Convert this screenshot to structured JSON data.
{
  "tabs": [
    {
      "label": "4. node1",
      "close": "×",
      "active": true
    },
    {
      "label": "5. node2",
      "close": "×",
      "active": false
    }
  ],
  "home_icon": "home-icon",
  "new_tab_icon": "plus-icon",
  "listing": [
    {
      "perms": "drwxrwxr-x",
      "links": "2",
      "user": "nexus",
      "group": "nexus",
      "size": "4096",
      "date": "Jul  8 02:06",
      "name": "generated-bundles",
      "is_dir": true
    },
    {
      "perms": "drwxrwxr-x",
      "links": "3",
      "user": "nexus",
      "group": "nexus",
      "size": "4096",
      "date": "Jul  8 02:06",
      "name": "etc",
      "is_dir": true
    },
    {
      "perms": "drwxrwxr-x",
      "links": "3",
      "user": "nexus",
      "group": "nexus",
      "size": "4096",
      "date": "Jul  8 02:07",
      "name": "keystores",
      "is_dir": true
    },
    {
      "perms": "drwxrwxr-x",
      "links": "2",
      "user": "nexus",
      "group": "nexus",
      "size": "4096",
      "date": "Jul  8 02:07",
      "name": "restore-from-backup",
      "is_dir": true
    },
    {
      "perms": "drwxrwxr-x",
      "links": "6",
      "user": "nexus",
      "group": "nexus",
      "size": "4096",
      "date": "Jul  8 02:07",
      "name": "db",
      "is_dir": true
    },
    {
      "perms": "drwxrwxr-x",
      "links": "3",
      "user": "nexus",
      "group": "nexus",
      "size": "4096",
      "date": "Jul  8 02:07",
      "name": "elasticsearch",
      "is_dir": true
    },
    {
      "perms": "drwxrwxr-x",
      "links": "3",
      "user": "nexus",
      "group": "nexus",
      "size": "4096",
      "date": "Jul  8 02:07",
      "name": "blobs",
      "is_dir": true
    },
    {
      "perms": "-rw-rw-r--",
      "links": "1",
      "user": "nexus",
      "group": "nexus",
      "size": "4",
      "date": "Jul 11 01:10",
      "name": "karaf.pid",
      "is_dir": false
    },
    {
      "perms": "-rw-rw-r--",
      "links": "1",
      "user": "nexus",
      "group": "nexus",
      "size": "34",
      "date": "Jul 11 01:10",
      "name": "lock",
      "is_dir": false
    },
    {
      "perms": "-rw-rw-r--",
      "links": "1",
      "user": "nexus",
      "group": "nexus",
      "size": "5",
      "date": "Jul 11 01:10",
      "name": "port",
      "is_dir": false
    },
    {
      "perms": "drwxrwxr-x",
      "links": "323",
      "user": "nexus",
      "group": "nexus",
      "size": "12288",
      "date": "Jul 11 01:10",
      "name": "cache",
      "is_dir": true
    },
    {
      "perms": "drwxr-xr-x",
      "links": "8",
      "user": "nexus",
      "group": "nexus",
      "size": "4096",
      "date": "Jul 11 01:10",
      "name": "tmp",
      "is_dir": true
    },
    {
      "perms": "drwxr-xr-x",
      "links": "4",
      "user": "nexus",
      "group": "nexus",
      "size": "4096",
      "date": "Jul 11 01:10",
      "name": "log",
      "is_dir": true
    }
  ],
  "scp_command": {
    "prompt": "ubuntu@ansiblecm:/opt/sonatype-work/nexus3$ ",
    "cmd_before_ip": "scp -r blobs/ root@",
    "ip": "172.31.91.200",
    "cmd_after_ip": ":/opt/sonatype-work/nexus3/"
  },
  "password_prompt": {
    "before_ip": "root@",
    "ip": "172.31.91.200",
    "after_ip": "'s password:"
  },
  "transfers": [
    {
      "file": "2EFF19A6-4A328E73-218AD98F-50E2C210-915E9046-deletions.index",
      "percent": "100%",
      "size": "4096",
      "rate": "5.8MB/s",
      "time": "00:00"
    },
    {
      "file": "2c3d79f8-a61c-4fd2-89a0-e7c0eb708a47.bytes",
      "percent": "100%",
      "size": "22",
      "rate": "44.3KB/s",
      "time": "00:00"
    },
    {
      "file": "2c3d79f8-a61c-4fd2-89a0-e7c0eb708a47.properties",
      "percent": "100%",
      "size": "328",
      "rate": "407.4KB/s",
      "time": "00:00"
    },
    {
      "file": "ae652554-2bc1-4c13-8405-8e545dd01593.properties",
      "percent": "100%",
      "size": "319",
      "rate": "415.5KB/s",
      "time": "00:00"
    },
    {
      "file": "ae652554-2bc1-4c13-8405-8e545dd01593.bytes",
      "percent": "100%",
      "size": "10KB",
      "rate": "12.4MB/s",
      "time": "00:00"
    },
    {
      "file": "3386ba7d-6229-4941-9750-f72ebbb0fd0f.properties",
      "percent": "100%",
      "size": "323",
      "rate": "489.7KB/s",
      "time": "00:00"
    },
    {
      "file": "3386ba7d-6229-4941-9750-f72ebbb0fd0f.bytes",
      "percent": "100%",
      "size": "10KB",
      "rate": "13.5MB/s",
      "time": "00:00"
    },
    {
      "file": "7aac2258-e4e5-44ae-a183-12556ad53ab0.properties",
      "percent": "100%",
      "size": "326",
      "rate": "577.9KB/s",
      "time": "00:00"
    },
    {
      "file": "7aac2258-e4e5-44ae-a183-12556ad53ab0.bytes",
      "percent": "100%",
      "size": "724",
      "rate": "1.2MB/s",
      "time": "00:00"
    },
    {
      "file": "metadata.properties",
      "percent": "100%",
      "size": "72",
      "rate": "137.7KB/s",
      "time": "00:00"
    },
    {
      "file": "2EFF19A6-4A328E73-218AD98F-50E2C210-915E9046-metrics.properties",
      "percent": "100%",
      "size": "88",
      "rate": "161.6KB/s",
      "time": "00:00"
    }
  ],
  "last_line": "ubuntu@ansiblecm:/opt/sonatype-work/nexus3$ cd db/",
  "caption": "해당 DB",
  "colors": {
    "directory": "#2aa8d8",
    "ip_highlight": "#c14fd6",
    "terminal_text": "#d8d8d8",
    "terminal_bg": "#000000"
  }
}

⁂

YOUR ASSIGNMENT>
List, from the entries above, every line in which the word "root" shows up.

WRITTEN ANSWER>
    "cmd_before_ip": "scp -r blobs/ root@",
    "before_ip": "root@",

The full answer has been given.